Task description. Line by line, give the data again exactly as it appears.

Source records.
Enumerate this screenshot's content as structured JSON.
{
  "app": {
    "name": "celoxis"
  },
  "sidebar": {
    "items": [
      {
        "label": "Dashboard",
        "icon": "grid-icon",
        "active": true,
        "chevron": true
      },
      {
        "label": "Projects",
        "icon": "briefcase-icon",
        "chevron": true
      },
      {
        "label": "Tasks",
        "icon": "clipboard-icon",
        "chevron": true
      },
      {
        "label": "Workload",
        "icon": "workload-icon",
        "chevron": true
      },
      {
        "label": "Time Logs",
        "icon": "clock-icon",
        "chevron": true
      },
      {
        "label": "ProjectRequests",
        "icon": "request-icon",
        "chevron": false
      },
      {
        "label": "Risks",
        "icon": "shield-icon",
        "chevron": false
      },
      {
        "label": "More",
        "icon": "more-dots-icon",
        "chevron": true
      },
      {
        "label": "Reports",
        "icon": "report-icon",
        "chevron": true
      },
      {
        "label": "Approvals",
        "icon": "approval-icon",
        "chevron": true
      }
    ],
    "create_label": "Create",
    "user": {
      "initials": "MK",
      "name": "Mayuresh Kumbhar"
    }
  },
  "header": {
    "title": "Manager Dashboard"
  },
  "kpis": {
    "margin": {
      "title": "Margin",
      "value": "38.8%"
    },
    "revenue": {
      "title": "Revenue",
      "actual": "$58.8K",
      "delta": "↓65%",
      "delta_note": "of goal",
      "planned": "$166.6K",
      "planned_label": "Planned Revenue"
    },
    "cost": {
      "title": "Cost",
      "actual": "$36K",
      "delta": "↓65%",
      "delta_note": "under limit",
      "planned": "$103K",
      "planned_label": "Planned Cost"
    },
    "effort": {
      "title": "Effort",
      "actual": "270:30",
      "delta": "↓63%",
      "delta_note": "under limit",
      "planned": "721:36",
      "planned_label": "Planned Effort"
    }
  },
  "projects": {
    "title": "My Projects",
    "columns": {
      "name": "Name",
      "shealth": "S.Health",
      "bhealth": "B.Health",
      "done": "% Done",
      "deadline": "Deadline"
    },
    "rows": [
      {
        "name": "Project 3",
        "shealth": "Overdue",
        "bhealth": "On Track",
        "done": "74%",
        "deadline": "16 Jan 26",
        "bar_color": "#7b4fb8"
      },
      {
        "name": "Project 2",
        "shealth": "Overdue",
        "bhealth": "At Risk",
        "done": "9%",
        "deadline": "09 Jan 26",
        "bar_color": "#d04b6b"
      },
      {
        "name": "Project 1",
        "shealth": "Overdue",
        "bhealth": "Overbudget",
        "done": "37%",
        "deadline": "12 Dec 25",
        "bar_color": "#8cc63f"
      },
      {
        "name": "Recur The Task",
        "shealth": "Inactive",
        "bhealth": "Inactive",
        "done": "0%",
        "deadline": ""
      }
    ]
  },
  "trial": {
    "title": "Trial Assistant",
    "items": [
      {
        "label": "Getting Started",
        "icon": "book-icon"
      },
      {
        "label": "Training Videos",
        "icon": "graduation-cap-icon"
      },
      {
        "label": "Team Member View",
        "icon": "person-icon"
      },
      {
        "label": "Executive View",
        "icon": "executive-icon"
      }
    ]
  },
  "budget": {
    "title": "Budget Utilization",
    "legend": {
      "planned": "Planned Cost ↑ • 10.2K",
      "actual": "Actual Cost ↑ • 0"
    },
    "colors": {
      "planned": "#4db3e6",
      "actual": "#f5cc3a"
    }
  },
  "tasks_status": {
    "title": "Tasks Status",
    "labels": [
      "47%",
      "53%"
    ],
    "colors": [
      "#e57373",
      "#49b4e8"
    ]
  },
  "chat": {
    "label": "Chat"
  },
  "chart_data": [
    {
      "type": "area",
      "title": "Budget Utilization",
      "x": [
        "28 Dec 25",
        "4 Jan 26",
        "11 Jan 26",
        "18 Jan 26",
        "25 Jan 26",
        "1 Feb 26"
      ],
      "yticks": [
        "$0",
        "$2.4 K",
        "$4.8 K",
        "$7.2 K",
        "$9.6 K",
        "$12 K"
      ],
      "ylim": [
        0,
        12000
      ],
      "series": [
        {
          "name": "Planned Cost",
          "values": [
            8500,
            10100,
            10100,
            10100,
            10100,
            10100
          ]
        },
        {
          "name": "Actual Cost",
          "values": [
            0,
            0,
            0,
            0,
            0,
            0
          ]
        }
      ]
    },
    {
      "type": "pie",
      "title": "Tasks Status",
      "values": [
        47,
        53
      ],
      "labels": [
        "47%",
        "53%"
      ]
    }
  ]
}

Written solution.
Enumerate this screenshot's content as structured JSON.
{
  "app": {
    "name": "celoxis"
  },
  "sidebar": {
    "items": [
      {
        "label": "Dashboard",
        "icon": "grid-icon",
        "active": true,
        "chevron": true
      },
      {
        "label": "Projects",
        "icon": "briefcase-icon",
        "chevron": true
      },
      {
        "label": "Tasks",
        "icon": "clipboard-icon",
        "chevron": true
      },
      {
        "label": "Workload",
        "icon": "workload-icon",
        "chevron": true
      },
      {
        "label": "Time Logs",
        "icon": "clock-icon",
        "chevron": true
      },
      {
        "label": "ProjectRequests",
        "icon": "request-icon",
        "chevron": false
      },
      {
        "label": "Risks",
        "icon": "shield-icon",
        "chevron": false
      },
      {
        "label": "More",
        "icon": "more-dots-icon",
        "chevron": true
      },
      {
        "label": "Reports",
        "icon": "report-icon",
        "chevron": true
      },
      {
        "label": "Approvals",
        "icon": "approval-icon",
        "chevron": true
      }
    ],
    "create_label": "Create",
    "user": {
      "initials": "MK",
      "name": "Mayuresh Kumbhar"
    }
  },
  "header": {
    "title": "Manager Dashboard"
  },
  "kpis": {
    "margin": {
      "title": "Margin",
      "value": "38.8%"
    },
    "revenue": {
      "title": "Revenue",
      "actual": "$58.8K",
      "delta": "↓65%",
      "delta_note": "of goal",
      "planned": "$166.6K",
      "planned_label": "Planned Revenue"
    },
    "cost": {
      "title": "Cost",
      "actual": "$36K",
      "delta": "↓65%",
      "delta_note": "under limit",
      "planned": "$103K",
      "planned_label": "Planned Cost"
    },
    "effort": {
      "title": "Effort",
      "actual": "270:30",
      "delta": "↓63%",
      "delta_note": "under limit",
      "planned": "721:36",
      "planned_label": "Planned Effort"
    }
  },
  "projects": {
    "title": "My Projects",
    "columns": {
      "name": "Name",
      "shealth": "S.Health",
      "bhealth": "B.Health",
      "done": "% Done",
      "deadline": "Deadline"
    },
    "rows": [
      {
        "name": "Project 3",
        "shealth": "Overdue",
        "bhealth": "On Track",
        "done": "74%",
        "deadline": "16 Jan 26",
        "bar_color": "#7b4fb8"
      },
      {
        "name": "Project 2",
        "shealth": "Overdue",
        "bhealth": "At Risk",
        "done": "9%",
        "deadline": "09 Jan 26",
        "bar_color": "#d04b6b"
      },
      {
        "name": "Project 1",
        "shealth": "Overdue",
        "bhealth": "Overbudget",
        "done": "37%",
        "deadline": "12 Dec 25",
        "bar_color": "#8cc63f"
      },
      {
        "name": "Recur The Task",
        "shealth": "Inactive",
        "bhealth": "Inactive",
        "done": "0%",
        "deadline": ""
      }
    ]
  },
  "trial": {
    "title": "Trial Assistant",
    "items": [
      {
        "label": "Getting Started",
        "icon": "book-icon"
      },
      {
        "label": "Training Videos",
        "icon": "graduation-cap-icon"
      },
      {
        "label": "Team Member View",
        "icon": "person-icon"
      },
      {
        "label": "Executive View",
        "icon": "executive-icon"
      }
    ]
  },
  "budget": {
    "title": "Budget Utilization",
    "legend": {
      "planned": "Planned Cost ↑ • 10.2K",
      "actual": "Actual Cost ↑ • 0"
    },
    "colors": {
      "planned": "#4db3e6",
      "actual": "#f5cc3a"
    }
  },
  "tasks_status": {
    "title": "Tasks Status",
    "labels": [
      "47%",
      "53%"
    ],
    "colors": [
      "#e57373",
      "#49b4e8"
    ]
  },
  "chat": {
    "label": "Chat"
  },
  "chart_data": [
    {
      "type": "area",
      "title": "Budget Utilization",
      "x": [
        "28 Dec 25",
        "4 Jan 26",
        "11 Jan 26",
        "18 Jan 26",
        "25 Jan 26",
        "1 Feb 26"
      ],
      "yticks": [
        "$0",
        "$2.4 K",
        "$4.8 K",
        "$7.2 K",
        "$9.6 K",
        "$12 K"
      ],
      "ylim": [
        0,
        12000
      ],
      "series": [
        {
          "name": "Planned Cost",
          "values": [
            8500,
            10100,
            10100,
            10100,
            10100,
            10100
          ]
        },
        {
          "name": "Actual Cost",
          "values": [
            0,
            0,
            0,
            0,
            0,
            0
          ]
        }
      ]
    },
    {
      "type": "pie",
      "title": "Tasks Status",
      "values": [
        47,
        53
      ],
      "labels": [
        "47%",
        "53%"
      ]
    }
  ]
}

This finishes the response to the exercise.